__Try it__: The entries are given below. Output each one unchanged.

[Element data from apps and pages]
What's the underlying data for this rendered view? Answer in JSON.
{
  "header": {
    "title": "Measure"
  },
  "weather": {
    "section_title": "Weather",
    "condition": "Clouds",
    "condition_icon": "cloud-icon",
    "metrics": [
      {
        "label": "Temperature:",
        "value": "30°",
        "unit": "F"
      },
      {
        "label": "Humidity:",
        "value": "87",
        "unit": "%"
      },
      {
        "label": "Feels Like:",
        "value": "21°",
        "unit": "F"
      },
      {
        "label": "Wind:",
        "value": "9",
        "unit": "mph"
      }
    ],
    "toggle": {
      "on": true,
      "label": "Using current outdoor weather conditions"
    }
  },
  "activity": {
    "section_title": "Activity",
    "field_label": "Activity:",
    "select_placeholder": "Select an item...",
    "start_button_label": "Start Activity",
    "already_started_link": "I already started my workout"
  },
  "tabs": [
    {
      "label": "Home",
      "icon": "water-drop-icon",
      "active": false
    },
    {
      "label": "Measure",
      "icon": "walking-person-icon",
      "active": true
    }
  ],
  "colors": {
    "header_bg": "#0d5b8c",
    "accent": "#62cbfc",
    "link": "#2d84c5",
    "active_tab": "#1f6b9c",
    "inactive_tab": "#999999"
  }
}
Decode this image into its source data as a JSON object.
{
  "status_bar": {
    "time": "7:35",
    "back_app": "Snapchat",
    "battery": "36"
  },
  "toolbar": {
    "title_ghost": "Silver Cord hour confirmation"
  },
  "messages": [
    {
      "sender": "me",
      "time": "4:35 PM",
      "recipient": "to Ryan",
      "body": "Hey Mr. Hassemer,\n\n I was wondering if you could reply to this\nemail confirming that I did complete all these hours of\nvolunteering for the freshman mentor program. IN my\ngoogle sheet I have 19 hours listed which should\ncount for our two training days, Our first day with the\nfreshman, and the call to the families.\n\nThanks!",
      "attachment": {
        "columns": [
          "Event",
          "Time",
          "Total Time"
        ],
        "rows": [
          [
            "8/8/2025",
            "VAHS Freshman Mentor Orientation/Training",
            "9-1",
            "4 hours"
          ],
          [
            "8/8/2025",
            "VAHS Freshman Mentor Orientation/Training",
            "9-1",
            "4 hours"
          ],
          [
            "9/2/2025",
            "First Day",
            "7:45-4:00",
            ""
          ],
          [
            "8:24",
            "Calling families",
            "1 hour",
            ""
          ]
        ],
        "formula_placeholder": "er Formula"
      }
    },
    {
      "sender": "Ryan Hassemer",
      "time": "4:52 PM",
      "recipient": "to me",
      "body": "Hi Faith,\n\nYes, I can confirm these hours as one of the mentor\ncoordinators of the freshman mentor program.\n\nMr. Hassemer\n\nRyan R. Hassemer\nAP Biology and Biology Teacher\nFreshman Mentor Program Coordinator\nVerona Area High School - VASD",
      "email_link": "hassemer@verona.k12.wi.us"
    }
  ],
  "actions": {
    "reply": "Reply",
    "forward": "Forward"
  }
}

__Written answer__:
What's the underlying data for this rendered view? Answer in JSON.
{
  "header": {
    "title": "Measure"
  },
  "weather": {
    "section_title": "Weather",
    "condition": "Clouds",
    "condition_icon": "cloud-icon",
    "metrics": [
      {
        "label": "Temperature:",
        "value": "30°",
        "unit": "F"
      },
      {
        "label": "Humidity:",
        "value": "87",
        "unit": "%"
      },
      {
        "label": "Feels Like:",
        "value": "21°",
        "unit": "F"
      },
      {
        "label": "Wind:",
        "value": "9",
        "unit": "mph"
      }
    ],
    "toggle": {
      "on": true,
      "label": "Using current outdoor weather conditions"
    }
  },
  "activity": {
    "section_title": "Activity",
    "field_label": "Activity:",
    "select_placeholder": "Select an item...",
    "start_button_label": "Start Activity",
    "already_started_link": "I already started my workout"
  },
  "tabs": [
    {
      "label": "Home",
      "icon": "water-drop-icon",
      "active": false
    },
    {
      "label": "Measure",
      "icon": "walking-person-icon",
      "active": true
    }
  ],
  "colors": {
    "header_bg": "#0d5b8c",
    "accent": "#62cbfc",
    "link": "#2d84c5",
    "active_tab": "#1f6b9c",
    "inactive_tab": "#999999"
  }
}
Decode this image into its source data as a JSON object.
{
  "status_bar": {
    "time": "7:35",
    "back_app": "Snapchat",
    "battery": "36"
  },
  "toolbar": {
    "title_ghost": "Silver Cord hour confirmation"
  },
  "messages": [
    {
      "sender": "me",
      "time": "4:35 PM",
      "recipient": "to Ryan",
      "body": "Hey Mr. Hassemer,\n\n I was wondering if you could reply to this\nemail confirming that I did complete all these hours of\nvolunteering for the freshman mentor program. IN my\ngoogle sheet I have 19 hours listed which should\ncount for our two training days, Our first day with the\nfreshman, and the call to the families.\n\nThanks!",
      "attachment": {
        "columns": [
          "Event",
          "Time",
          "Total Time"
        ],
        "rows": [
          [
            "8/8/2025",
            "VAHS Freshman Mentor Orientation/Training",
            "9-1",
            "4 hours"
          ],
          [
            "8/8/2025",
            "VAHS Freshman Mentor Orientation/Training",
            "9-1",
            "4 hours"
          ],
          [
            "9/2/2025",
            "First Day",
            "7:45-4:00",
            ""
          ],
          [
            "8:24",
            "Calling families",
            "1 hour",
            ""
          ]
        ],
        "formula_placeholder": "er Formula"
      }
    },
    {
      "sender": "Ryan Hassemer",
      "time": "4:52 PM",
      "recipient": "to me",
      "body": "Hi Faith,\n\nYes, I can confirm these hours as one of the mentor\ncoordinators of the freshman mentor program.\n\nMr. Hassemer\n\nRyan R. Hassemer\nAP Biology and Biology Teacher\nFreshman Mentor Program Coordinator\nVerona Area High School - VASD",
      "email_link": "hassemer@verona.k12.wi.us"
    }
  ],
  "actions": {
    "reply": "Reply",
    "forward": "Forward"
  }
}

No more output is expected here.